Nor is constitutionality affected by the shifting and temporary nature of the checkpoints. The fact that the Supreme Court has approved permanent roadblocks but disapproved roving patrol stops is not determinative. What is critical is the intrusiveness of the checkpoint in relation to the governmental purpose involved. The subjective effect upon a vehicle driver approaching a roadblock is unrelated to whether it is permanent or was established but a few minutes before the driver approached it; in either instance his or her observation of it will be measured in minutes if not seconds. The likelihood of there being the kind of fright or annoyance that invalidates a random stop made by a roving patrol is obviated in the case of a temporary checkpoint by the visible signs of authority which the checkpoint entails — signs announcing the purpose, lighting, and identifiable police vehicles and the observable fact that there is a uniform system for stopping cars (United States v Hernandez, 739 F.2d 484; Little v State, supra). The only subjective difference between temporary and permanent checkpoints is that because its location is known in advance the latter can be avoided
Nor, finally, is there sufficient question about the productivity of DWI checkpoints to require invalidation of the procedure. The contrary argument is based on the effectiveness of the procedure as a means of apprehension and ignores entirely its deterrent effect.

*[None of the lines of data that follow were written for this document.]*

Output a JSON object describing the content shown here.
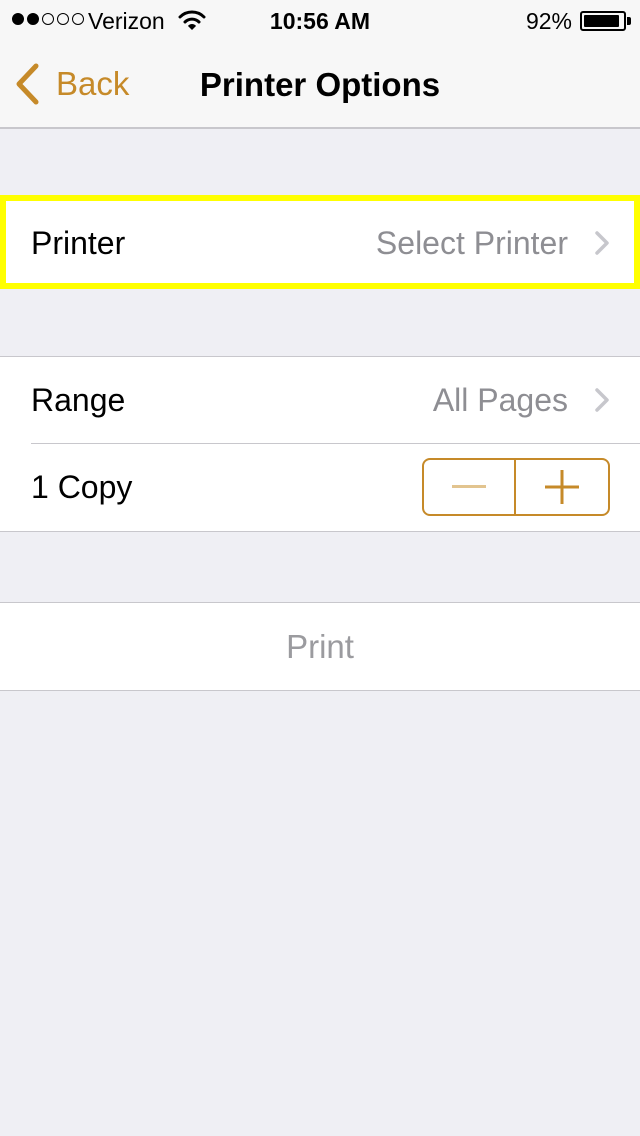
{
  "status_bar": {
    "carrier": "Verizon",
    "signal_bars": 2,
    "signal_total": 5,
    "time": "10:56 AM",
    "battery_percent": "92%",
    "battery_level": 0.92
  },
  "nav": {
    "back_label": "Back",
    "title": "Printer Options"
  },
  "printer_row": {
    "label": "Printer",
    "value": "Select Printer"
  },
  "range_row": {
    "label": "Range",
    "value": "All Pages"
  },
  "copies_row": {
    "label": "1 Copy",
    "minus_enabled": false,
    "plus_enabled": true
  },
  "print_button": {
    "label": "Print",
    "enabled": false
  },
  "colors": {
    "accent": "#c68a29",
    "highlight": "#ffff00",
    "background": "#efeff4",
    "secondary_text": "#8e8e93"
  },
  "icons": [
    "signal-dots-icon",
    "wifi-icon",
    "battery-icon",
    "back-chevron-icon",
    "chevron-right-icon",
    "minus-icon",
    "plus-icon"
  ]
}
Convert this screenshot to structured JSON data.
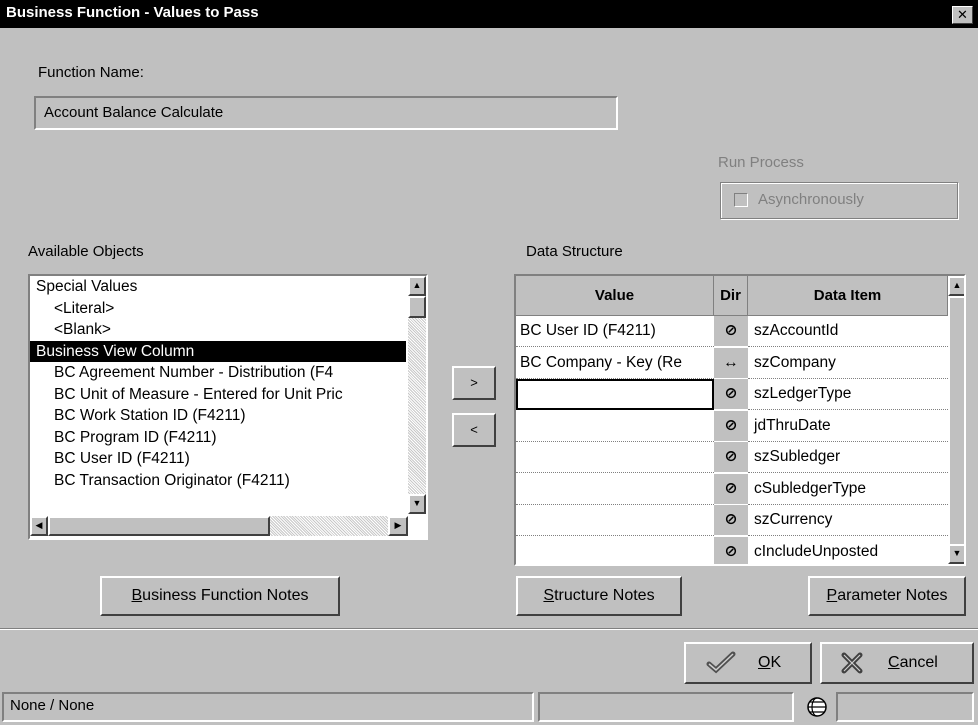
{
  "window": {
    "title": "Business Function - Values to Pass",
    "close_glyph": "✕"
  },
  "function_name": {
    "label": "Function Name:",
    "value": "Account Balance Calculate"
  },
  "run_process": {
    "label": "Run Process",
    "checkbox_label": "Asynchronously",
    "checked": false
  },
  "available_objects": {
    "label": "Available Objects",
    "items": [
      {
        "label": "Special Values",
        "indent": false,
        "selected": false
      },
      {
        "label": "<Literal>",
        "indent": true,
        "selected": false
      },
      {
        "label": "<Blank>",
        "indent": true,
        "selected": false
      },
      {
        "label": "Business View Column",
        "indent": false,
        "selected": true
      },
      {
        "label": "BC Agreement Number - Distribution (F4",
        "indent": true,
        "selected": false
      },
      {
        "label": "BC Unit of Measure - Entered for Unit Pric",
        "indent": true,
        "selected": false
      },
      {
        "label": "BC Work Station ID (F4211)",
        "indent": true,
        "selected": false
      },
      {
        "label": "BC Program ID (F4211)",
        "indent": true,
        "selected": false
      },
      {
        "label": "BC User ID (F4211)",
        "indent": true,
        "selected": false
      },
      {
        "label": "BC Transaction Originator (F4211)",
        "indent": true,
        "selected": false
      }
    ]
  },
  "transfer": {
    "add_label": ">",
    "remove_label": "<"
  },
  "data_structure": {
    "label": "Data Structure",
    "columns": {
      "value": "Value",
      "dir": "Dir",
      "data_item": "Data Item"
    },
    "rows": [
      {
        "value": "BC User ID (F4211)",
        "dir": "⊘",
        "dir_icon": "input-only-icon",
        "data_item": "szAccountId"
      },
      {
        "value": "BC Company - Key (Re",
        "dir": "↔",
        "dir_icon": "bidirectional-icon",
        "data_item": "szCompany"
      },
      {
        "value": "",
        "dir": "⊘",
        "dir_icon": "input-only-icon",
        "data_item": "szLedgerType"
      },
      {
        "value": "",
        "dir": "⊘",
        "dir_icon": "input-only-icon",
        "data_item": "jdThruDate"
      },
      {
        "value": "",
        "dir": "⊘",
        "dir_icon": "input-only-icon",
        "data_item": "szSubledger"
      },
      {
        "value": "",
        "dir": "⊘",
        "dir_icon": "input-only-icon",
        "data_item": "cSubledgerType"
      },
      {
        "value": "",
        "dir": "⊘",
        "dir_icon": "input-only-icon",
        "data_item": "szCurrency"
      },
      {
        "value": "",
        "dir": "⊘",
        "dir_icon": "input-only-icon",
        "data_item": "cIncludeUnposted"
      }
    ]
  },
  "buttons": {
    "bf_notes": {
      "mnemonic": "B",
      "rest": "usiness Function Notes"
    },
    "structure_notes": {
      "mnemonic": "S",
      "rest": "tructure Notes"
    },
    "parameter_notes": {
      "mnemonic": "P",
      "rest": "arameter Notes"
    },
    "ok": {
      "mnemonic": "O",
      "rest": "K"
    },
    "cancel": {
      "mnemonic": "C",
      "rest": "ancel"
    }
  },
  "status_bar": {
    "text": "None / None"
  }
}
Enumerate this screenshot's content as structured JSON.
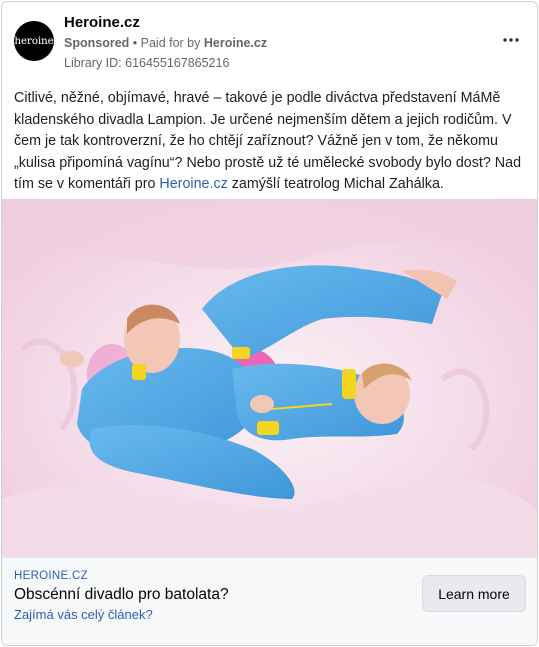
{
  "post": {
    "page_name": "Heroine.cz",
    "avatar_text": "heroine",
    "sponsored_label": "Sponsored",
    "paid_for_prefix": "• Paid for by",
    "paid_for_by": "Heroine.cz",
    "library_id": "Library ID: 616455167865216",
    "more_icon": "more-horizontal-icon",
    "text_part1": "Citlivé, něžné, objímavé, hravé – takové je podle diváctva představení MáMě kladenského divadla Lampion. Je určené nejmenším dětem a jejich rodičům. V čem je tak kontroverzní, že ho chtějí zaříznout? Vážně jen v tom, že někomu „kulisa připomíná vagínu“? Nebo prostě už té umělecké svobody bylo dost? Nad tím se v komentáři pro ",
    "text_link": "Heroine.cz",
    "text_part2": " zamýšlí teatrolog Michal Zahálka."
  },
  "link_preview": {
    "domain": "HEROINE.CZ",
    "headline": "Obscénní divadlo pro batolata?",
    "description": "Zajímá vás celý článek?",
    "cta_label": "Learn more"
  },
  "colors": {
    "link": "#2d5fb1",
    "jacket": "#4fa7e6",
    "background_pink": "#f4d7e6",
    "accent_yellow": "#f3d51f",
    "accent_magenta": "#e8399c"
  }
}
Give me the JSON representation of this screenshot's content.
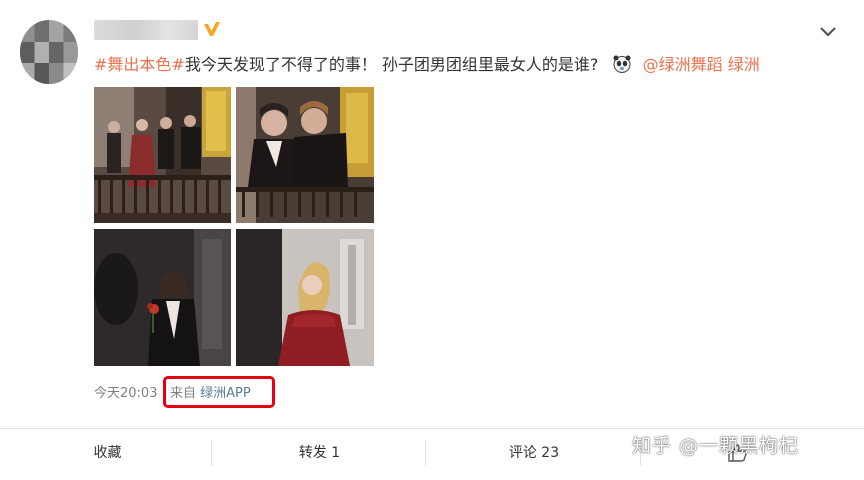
{
  "post": {
    "topic": "#舞出本色#",
    "text": "我今天发现了不得了的事！ 孙子团男团组里最女人的是谁?",
    "mention": "@绿洲舞蹈",
    "link_label": "绿洲",
    "emoji_icon": "panda-face-emoji-icon"
  },
  "meta": {
    "time": "今天20:03",
    "source_prefix": "来自",
    "source_app": "绿洲APP"
  },
  "actions": {
    "favorite": "收藏",
    "repost": "转发 1",
    "comment": "评论 23",
    "like_icon": "thumbs-up-icon"
  },
  "watermark": "知乎 @一颗黑枸杞",
  "colors": {
    "accent": "#eb7350",
    "highlight_box": "#e60012",
    "meta_text": "#808080"
  }
}
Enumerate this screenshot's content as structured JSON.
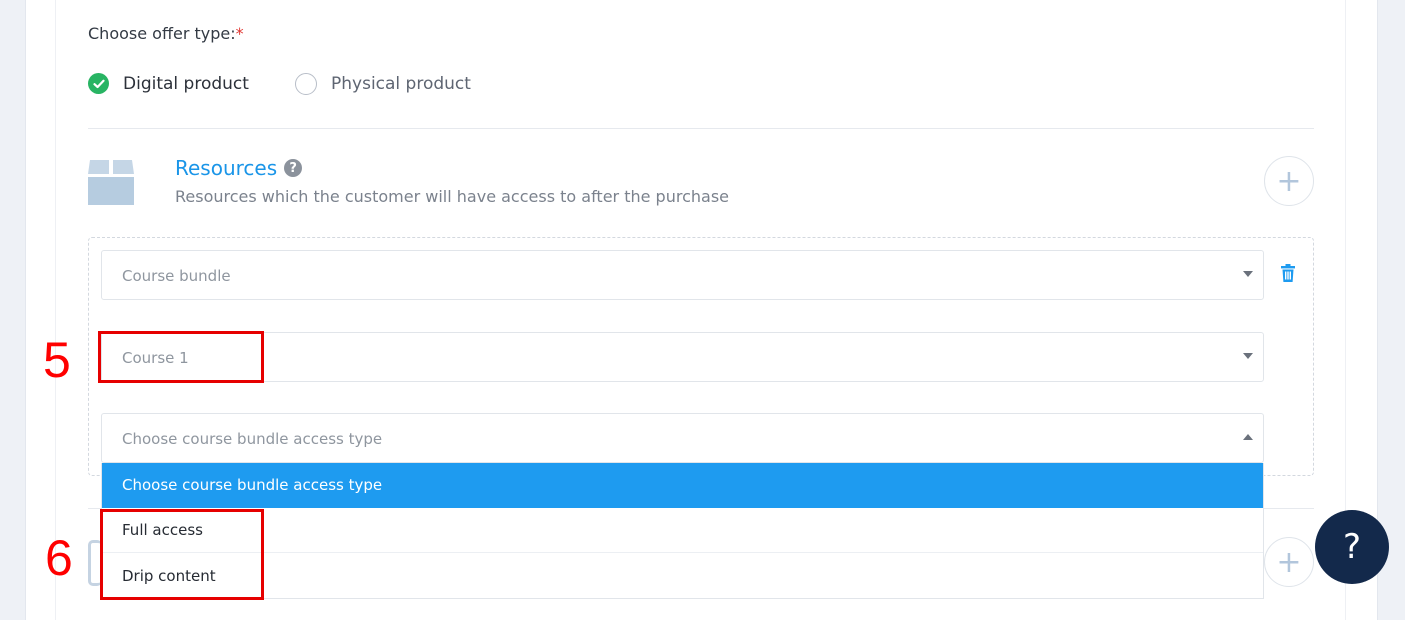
{
  "offer_type": {
    "label": "Choose offer type:",
    "required_mark": "*",
    "options": [
      {
        "label": "Digital product",
        "selected": true
      },
      {
        "label": "Physical product",
        "selected": false
      }
    ]
  },
  "resources": {
    "title": "Resources",
    "subtitle": "Resources which the customer will have access to after the purchase",
    "help_icon": "question-circle-icon",
    "add_icon": "plus-icon"
  },
  "resource_item": {
    "bundle_select": {
      "value": "Course bundle"
    },
    "course_select": {
      "value": "Course 1"
    },
    "access_select": {
      "value": "Choose course bundle access type",
      "open": true,
      "options": [
        "Choose course bundle access type",
        "Full access",
        "Drip content"
      ]
    },
    "delete_icon": "trash-icon"
  },
  "annotations": {
    "step5": "5",
    "step6": "6",
    "color": "#ff0000"
  },
  "help_button": {
    "label": "?"
  },
  "colors": {
    "accent": "#1e9bf0",
    "success": "#28b463",
    "fab": "#13294b"
  }
}
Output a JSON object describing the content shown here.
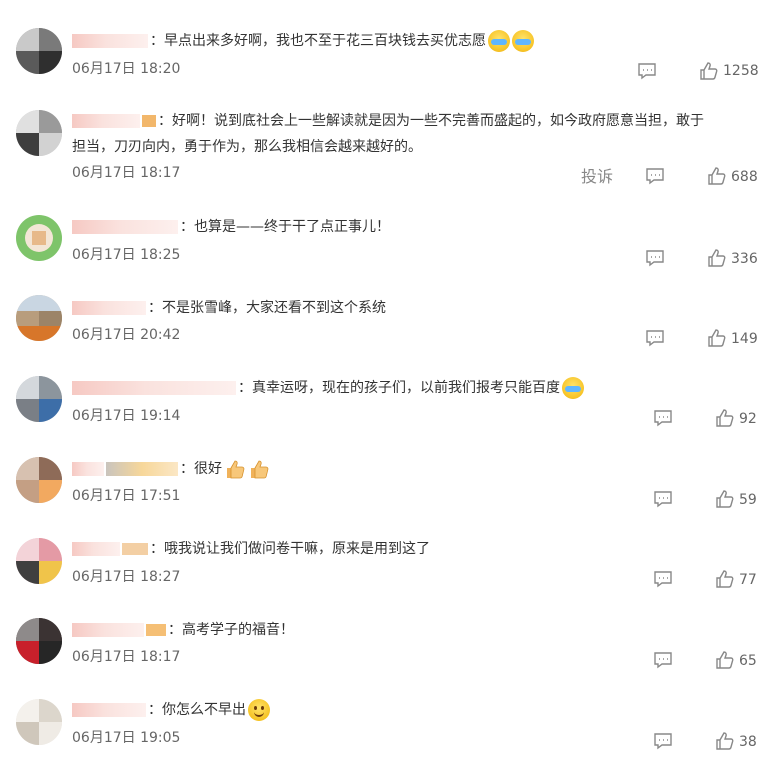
{
  "comments": [
    {
      "text": "：早点出来多好啊，我也不至于花三百块钱去买优志愿",
      "emojis": [
        "cry-laugh",
        "cry-laugh"
      ],
      "time": "06月17日 18:20",
      "likes": "1258"
    },
    {
      "text_line1": "：好啊！说到底社会上一些解读就是因为一些不完善而盛起的，如今政府愿意当担，敢于",
      "text_line2": "担当，刀刃向内，勇于作为，那么我相信会越来越好的。",
      "time": "06月17日 18:17",
      "report": "投诉",
      "likes": "688"
    },
    {
      "text": "：也算是——终于干了点正事儿！",
      "time": "06月17日 18:25",
      "likes": "336"
    },
    {
      "text": "：不是张雪峰，大家还看不到这个系统",
      "time": "06月17日 20:42",
      "likes": "149"
    },
    {
      "text": "：真幸运呀，现在的孩子们，以前我们报考只能百度",
      "emojis": [
        "cry-laugh"
      ],
      "time": "06月17日 19:14",
      "likes": "92"
    },
    {
      "text": "：很好",
      "emojis": [
        "thumbs-up",
        "thumbs-up"
      ],
      "time": "06月17日 17:51",
      "likes": "59"
    },
    {
      "text": "：哦我说让我们做问卷干嘛，原来是用到这了",
      "time": "06月17日 18:27",
      "likes": "77"
    },
    {
      "text": "：高考学子的福音！",
      "time": "06月17日 18:17",
      "likes": "65"
    },
    {
      "text": "：你怎么不早出",
      "emojis": [
        "smile"
      ],
      "time": "06月17日 19:05",
      "likes": "38"
    }
  ],
  "colors": {
    "text": "#333333",
    "meta": "#666666",
    "username_blur": "#f6c9c3"
  }
}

For the foregoing reasons, the order of the County Court, Genesee County, should be affirmed.